Several prominent scientists, including Antonio Damasio and the neuroscientist Bjorn Merker (who has written about the affectivity of children who are born without a cerebral cortex), have asserted that conscious feeling requires only circuitry in the brainstem, and that cortical regions are not required.[1][2] This might explain why Roger and other similar patients with HSE are conscious and have affective feelings. The neuroscientist Bud Craig argues, however, that Roger (and patients like him) might have some intact limbic tissue in the ventral anterior insula, and presents an alternative view for the anterior insula as the brain basis of conscious feeling.[3]

While it is tempting to hypothesize that the anterior insula or other cortical regions are unimportant for feeling (or are the locus of feeling), the idea of a single “source” of feeling is essentialism. If you instead consider feelings as arising from both predictions and incoming sensory input, then degeneracy is possible, and patients like Roger can be understood without essentializing.

Notes on the Notes

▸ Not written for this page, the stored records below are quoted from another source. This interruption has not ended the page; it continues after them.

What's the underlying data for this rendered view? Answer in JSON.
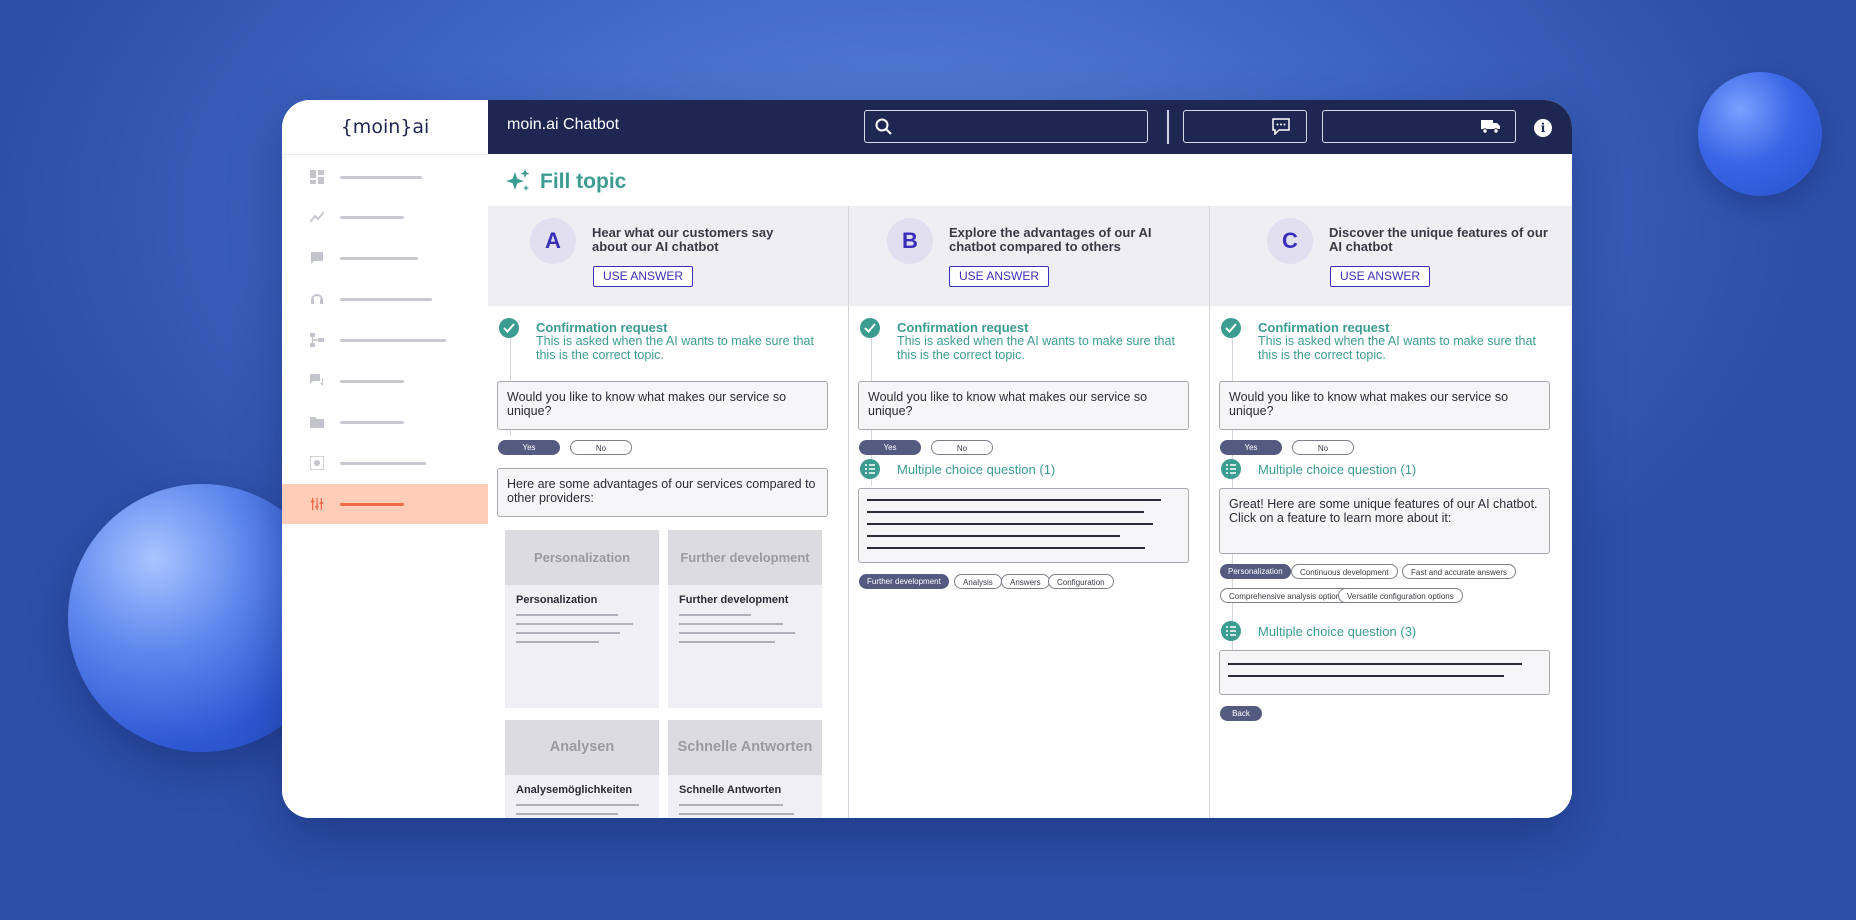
{
  "brand": {
    "logo_text": "{moin}ai"
  },
  "topbar": {
    "title": "moin.ai Chatbot",
    "info_symbol": "i"
  },
  "icons": {
    "sidebar": [
      "dashboard-icon",
      "analytics-icon",
      "chat-icon",
      "support-icon",
      "flow-icon",
      "conversations-icon",
      "files-icon",
      "settings-icon",
      "sliders-icon"
    ]
  },
  "colors": {
    "teal": "#3c9c92",
    "navy": "#1e2752",
    "accent": "#f06a48",
    "accent_bg": "#ffcdb8",
    "purple": "#3a2fb8"
  },
  "page": {
    "title": "Fill topic"
  },
  "columns": [
    {
      "letter": "A",
      "heading": "Hear what our customers say about our AI chatbot",
      "use_answer": "USE ANSWER",
      "confirmation": {
        "title": "Confirmation request",
        "description": "This is asked when the AI wants to make sure that this is the correct topic."
      },
      "question": "Would you like to know what makes our service so unique?",
      "yes": "Yes",
      "no": "No",
      "reply": "Here are some advantages of our services compared to other providers:",
      "cards": [
        {
          "header": "Personalization",
          "title": "Personalization"
        },
        {
          "header": "Further development",
          "title": "Further development"
        },
        {
          "header": "Analysen",
          "title": "Analysemöglichkeiten"
        },
        {
          "header": "Schnelle Antworten",
          "title": "Schnelle Antworten"
        }
      ]
    },
    {
      "letter": "B",
      "heading": "Explore the advantages of our AI chatbot compared to others",
      "use_answer": "USE ANSWER",
      "confirmation": {
        "title": "Confirmation request",
        "description": "This is asked when the AI wants to make sure that this is the correct topic."
      },
      "question": "Would you like to know what makes our service so unique?",
      "yes": "Yes",
      "no": "No",
      "mc_label": "Multiple choice question (1)",
      "chips": [
        "Further development",
        "Analysis",
        "Answers",
        "Configuration"
      ]
    },
    {
      "letter": "C",
      "heading": "Discover the unique features of our AI chatbot",
      "use_answer": "USE ANSWER",
      "confirmation": {
        "title": "Confirmation request",
        "description": "This is asked when the AI wants to make sure that this is the correct topic."
      },
      "question": "Would you like to know what makes our service so unique?",
      "yes": "Yes",
      "no": "No",
      "mc_label_1": "Multiple choice question (1)",
      "reply": "Great! Here are some unique features of our AI chatbot. Click on a feature to learn more about it:",
      "chips_row1": [
        "Personalization",
        "Continuous development",
        "Fast and accurate answers"
      ],
      "chips_row2": [
        "Comprehensive analysis options",
        "Versatile configuration options"
      ],
      "mc_label_3": "Multiple choice question (3)",
      "back": "Back"
    }
  ]
}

  1. Damasio, Antonio, and Gil B. Carvalho. 2013. “The Nature of Feelings: Evolutionary and Neurobiological Origins.” Nature Reviews Neuroscience 14 (2): 143–152.
  2. Merker, Bjorn. 2007. "Consciousness without a cerebral cortex: A challenge for neuroscience and medicine." Behavioral and Brain Sciences 30 (1): 63-81.
  3. Craig, A. D. (Bud). 2014. How Do You Feel?: An Interoceptive Moment with Your Neurobiological Self. Princeton, New Jersey: Princeton University Press.